Component data from apps and pages:
+++

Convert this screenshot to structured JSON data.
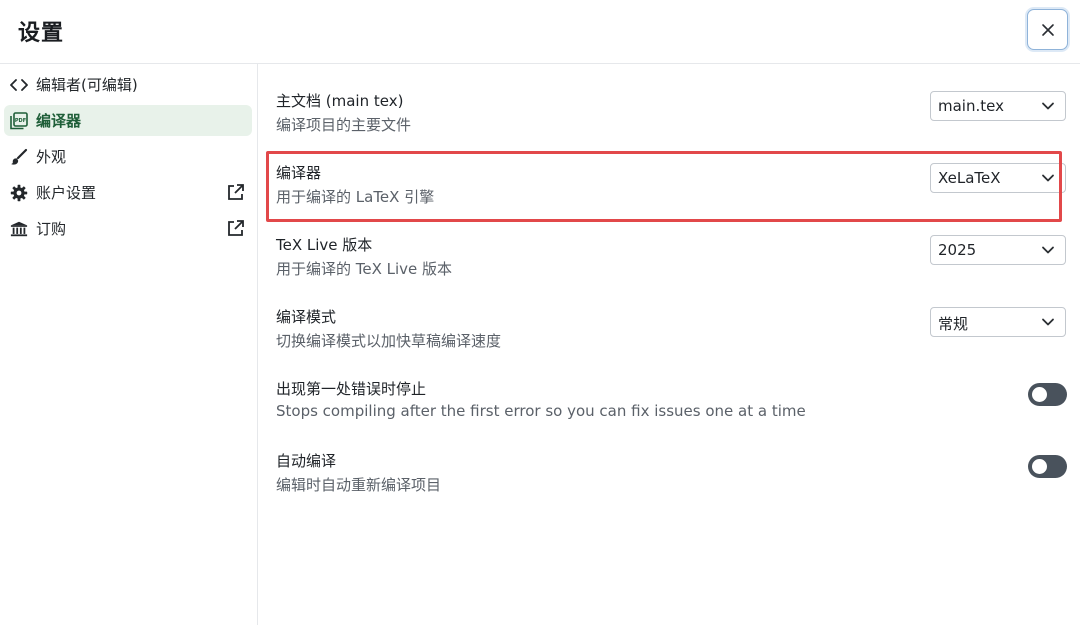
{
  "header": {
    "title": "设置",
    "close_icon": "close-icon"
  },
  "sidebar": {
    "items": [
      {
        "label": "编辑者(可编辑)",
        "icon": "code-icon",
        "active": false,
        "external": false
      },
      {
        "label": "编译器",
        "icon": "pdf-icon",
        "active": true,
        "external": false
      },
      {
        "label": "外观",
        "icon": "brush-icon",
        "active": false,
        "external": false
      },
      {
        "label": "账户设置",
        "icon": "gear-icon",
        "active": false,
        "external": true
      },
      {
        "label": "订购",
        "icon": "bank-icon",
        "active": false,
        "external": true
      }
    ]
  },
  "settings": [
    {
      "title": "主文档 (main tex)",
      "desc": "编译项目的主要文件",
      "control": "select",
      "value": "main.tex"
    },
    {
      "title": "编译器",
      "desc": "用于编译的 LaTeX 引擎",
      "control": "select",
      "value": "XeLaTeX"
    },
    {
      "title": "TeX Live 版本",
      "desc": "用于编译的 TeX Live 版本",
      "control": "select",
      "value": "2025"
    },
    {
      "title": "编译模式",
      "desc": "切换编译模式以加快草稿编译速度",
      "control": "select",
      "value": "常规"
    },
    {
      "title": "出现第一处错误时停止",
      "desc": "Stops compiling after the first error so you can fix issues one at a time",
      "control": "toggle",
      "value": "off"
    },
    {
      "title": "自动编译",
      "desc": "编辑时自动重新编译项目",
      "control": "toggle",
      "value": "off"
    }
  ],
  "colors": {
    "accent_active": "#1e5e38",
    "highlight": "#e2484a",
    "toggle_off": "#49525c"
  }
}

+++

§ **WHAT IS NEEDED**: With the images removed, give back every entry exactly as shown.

§ **WORKED SOLUTION**:
Convert this screenshot to structured JSON data.
{
  "header": {
    "title": "设置",
    "close_icon": "close-icon"
  },
  "sidebar": {
    "items": [
      {
        "label": "编辑者(可编辑)",
        "icon": "code-icon",
        "active": false,
        "external": false
      },
      {
        "label": "编译器",
        "icon": "pdf-icon",
        "active": true,
        "external": false
      },
      {
        "label": "外观",
        "icon": "brush-icon",
        "active": false,
        "external": false
      },
      {
        "label": "账户设置",
        "icon": "gear-icon",
        "active": false,
        "external": true
      },
      {
        "label": "订购",
        "icon": "bank-icon",
        "active": false,
        "external": true
      }
    ]
  },
  "settings": [
    {
      "title": "主文档 (main tex)",
      "desc": "编译项目的主要文件",
      "control": "select",
      "value": "main.tex"
    },
    {
      "title": "编译器",
      "desc": "用于编译的 LaTeX 引擎",
      "control": "select",
      "value": "XeLaTeX"
    },
    {
      "title": "TeX Live 版本",
      "desc": "用于编译的 TeX Live 版本",
      "control": "select",
      "value": "2025"
    },
    {
      "title": "编译模式",
      "desc": "切换编译模式以加快草稿编译速度",
      "control": "select",
      "value": "常规"
    },
    {
      "title": "出现第一处错误时停止",
      "desc": "Stops compiling after the first error so you can fix issues one at a time",
      "control": "toggle",
      "value": "off"
    },
    {
      "title": "自动编译",
      "desc": "编辑时自动重新编译项目",
      "control": "toggle",
      "value": "off"
    }
  ],
  "colors": {
    "accent_active": "#1e5e38",
    "highlight": "#e2484a",
    "toggle_off": "#49525c"
  }
}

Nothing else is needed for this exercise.